What is a Lottery?


A lotterie is a gambling game where you have to pay a small amount of money to have a chance of winning a prize. You can win big cash prizes or you can opt for a lump sum payment.

Lotteries are a way to raise money for a variety of good causes. They have been used to finance college scholarships, public projects, and road construction. Many states have a lottery that is run by their governments.

The first lottery in France was held in 1539. This lottery was called the Loterie Royale. It was authorized by an edict of Chateaurenard. Tickets were expensive.

In the 17th century, lots of colonies used lotteries during the French and Indian War. For example, the Commonwealth of Massachusetts raised money with a lottery for an “Expedition against Canada” in 1758.

Several states were banned from running lotteries in the late 18th and early 19th centuries. However, ten states did so between 1844 and 1859.
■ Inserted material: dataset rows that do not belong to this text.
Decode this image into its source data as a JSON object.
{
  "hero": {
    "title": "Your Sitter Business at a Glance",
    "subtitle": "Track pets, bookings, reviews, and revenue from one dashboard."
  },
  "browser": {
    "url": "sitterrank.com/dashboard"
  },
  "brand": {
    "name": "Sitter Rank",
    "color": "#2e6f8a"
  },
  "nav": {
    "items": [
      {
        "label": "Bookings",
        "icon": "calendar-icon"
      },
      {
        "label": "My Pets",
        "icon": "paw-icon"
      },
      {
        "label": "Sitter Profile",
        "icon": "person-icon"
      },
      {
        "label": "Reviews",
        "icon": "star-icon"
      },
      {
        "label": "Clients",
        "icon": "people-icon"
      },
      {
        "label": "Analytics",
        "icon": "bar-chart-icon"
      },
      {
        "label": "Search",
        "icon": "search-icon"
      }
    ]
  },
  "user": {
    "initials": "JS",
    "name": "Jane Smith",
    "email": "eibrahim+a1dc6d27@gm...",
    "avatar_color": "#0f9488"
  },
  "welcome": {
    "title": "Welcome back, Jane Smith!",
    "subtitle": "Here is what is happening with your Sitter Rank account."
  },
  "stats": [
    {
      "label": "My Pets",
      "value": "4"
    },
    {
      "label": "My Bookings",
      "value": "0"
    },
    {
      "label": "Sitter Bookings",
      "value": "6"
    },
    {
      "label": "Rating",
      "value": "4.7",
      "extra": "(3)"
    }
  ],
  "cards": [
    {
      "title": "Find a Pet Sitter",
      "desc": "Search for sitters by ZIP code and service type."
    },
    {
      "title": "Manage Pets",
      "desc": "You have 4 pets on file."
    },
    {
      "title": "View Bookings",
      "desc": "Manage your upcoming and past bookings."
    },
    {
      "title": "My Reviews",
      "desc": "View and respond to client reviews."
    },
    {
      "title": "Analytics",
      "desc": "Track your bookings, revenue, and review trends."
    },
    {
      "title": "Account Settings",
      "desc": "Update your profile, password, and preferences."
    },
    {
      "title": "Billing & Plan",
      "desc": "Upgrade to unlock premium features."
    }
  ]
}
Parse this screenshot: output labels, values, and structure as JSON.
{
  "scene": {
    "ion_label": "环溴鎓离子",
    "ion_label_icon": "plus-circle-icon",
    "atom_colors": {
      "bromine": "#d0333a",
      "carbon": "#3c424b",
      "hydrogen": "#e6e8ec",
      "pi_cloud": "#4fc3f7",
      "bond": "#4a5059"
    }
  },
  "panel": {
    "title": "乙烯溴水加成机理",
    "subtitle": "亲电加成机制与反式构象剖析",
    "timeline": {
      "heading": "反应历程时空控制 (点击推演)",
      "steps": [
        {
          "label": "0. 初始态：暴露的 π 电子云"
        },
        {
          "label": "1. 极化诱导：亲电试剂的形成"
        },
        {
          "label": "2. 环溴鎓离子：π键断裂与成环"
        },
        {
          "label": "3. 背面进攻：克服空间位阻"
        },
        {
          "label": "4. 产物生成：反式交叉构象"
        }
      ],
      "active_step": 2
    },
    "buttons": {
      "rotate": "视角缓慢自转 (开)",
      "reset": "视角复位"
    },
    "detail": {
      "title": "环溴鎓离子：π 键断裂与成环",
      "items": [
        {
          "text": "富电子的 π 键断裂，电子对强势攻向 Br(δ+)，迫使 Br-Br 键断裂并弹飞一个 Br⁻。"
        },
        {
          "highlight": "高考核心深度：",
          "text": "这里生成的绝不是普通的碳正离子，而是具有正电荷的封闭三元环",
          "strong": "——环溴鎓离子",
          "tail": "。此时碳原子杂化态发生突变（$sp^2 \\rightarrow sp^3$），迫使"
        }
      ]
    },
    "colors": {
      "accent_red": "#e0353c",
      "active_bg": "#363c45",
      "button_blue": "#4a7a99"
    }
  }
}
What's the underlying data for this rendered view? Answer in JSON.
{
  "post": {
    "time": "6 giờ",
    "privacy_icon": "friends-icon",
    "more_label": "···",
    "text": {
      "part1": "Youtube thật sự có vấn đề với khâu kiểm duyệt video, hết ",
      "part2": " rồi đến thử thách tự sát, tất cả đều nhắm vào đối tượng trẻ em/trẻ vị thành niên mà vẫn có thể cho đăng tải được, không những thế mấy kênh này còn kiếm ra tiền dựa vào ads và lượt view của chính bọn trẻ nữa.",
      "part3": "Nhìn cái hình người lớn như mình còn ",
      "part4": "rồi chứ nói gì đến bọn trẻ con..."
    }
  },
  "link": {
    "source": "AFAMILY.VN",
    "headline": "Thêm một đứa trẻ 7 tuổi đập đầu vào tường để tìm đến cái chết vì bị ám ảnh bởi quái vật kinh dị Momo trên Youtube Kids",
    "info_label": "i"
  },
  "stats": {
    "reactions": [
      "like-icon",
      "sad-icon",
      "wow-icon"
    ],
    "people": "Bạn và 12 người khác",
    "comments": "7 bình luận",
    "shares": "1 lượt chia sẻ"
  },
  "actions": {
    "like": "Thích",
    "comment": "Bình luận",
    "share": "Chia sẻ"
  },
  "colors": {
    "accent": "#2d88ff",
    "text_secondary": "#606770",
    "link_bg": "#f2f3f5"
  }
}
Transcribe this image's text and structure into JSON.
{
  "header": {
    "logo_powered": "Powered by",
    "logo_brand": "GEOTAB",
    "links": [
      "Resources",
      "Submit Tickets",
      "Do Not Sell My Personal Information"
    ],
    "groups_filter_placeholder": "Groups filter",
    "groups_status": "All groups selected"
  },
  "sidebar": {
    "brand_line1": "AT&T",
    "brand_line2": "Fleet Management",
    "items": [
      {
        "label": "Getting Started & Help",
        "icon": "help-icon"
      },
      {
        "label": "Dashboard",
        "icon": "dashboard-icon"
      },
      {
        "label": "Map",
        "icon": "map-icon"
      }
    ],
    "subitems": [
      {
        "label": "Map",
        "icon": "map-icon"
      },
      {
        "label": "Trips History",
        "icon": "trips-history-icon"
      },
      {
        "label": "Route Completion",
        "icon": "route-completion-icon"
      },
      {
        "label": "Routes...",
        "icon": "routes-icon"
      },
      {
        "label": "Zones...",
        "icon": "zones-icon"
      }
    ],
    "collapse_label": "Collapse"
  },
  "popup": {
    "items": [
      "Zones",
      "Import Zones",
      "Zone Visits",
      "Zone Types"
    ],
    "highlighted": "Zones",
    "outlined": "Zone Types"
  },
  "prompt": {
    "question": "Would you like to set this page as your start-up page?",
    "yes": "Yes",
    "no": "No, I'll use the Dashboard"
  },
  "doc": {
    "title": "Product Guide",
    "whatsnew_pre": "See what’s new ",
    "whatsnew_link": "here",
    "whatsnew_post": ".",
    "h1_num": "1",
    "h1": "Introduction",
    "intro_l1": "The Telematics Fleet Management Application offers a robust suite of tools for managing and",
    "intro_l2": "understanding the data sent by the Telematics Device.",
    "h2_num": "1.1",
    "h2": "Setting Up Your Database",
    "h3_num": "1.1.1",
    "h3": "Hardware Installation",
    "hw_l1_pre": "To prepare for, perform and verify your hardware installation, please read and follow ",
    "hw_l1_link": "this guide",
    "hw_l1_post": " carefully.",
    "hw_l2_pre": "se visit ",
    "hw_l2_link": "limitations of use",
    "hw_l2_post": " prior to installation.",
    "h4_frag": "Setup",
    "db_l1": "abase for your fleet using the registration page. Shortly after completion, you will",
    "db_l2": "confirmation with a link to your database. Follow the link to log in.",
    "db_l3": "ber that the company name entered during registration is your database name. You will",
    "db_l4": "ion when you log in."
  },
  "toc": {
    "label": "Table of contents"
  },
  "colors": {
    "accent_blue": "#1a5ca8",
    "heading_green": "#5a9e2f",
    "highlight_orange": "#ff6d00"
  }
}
Since most states tax winnings, you will be required to pay taxes on your prize unless you opt for a lump-sum payment. These taxes are based on the size of your winnings.

Financial lotteries are a popular type of lottery. Players choose a group of numbers and pay one dollar for a ticket. If they match any of the numbers drawn, they win a prize. Some lotteries offer an option to receive a lump-sum payment or an annual installment.

Although financial lotteries have been criticized as a form of gambling, they can be a good way to help fund public causes. For example, they can help fund kindergarten placements.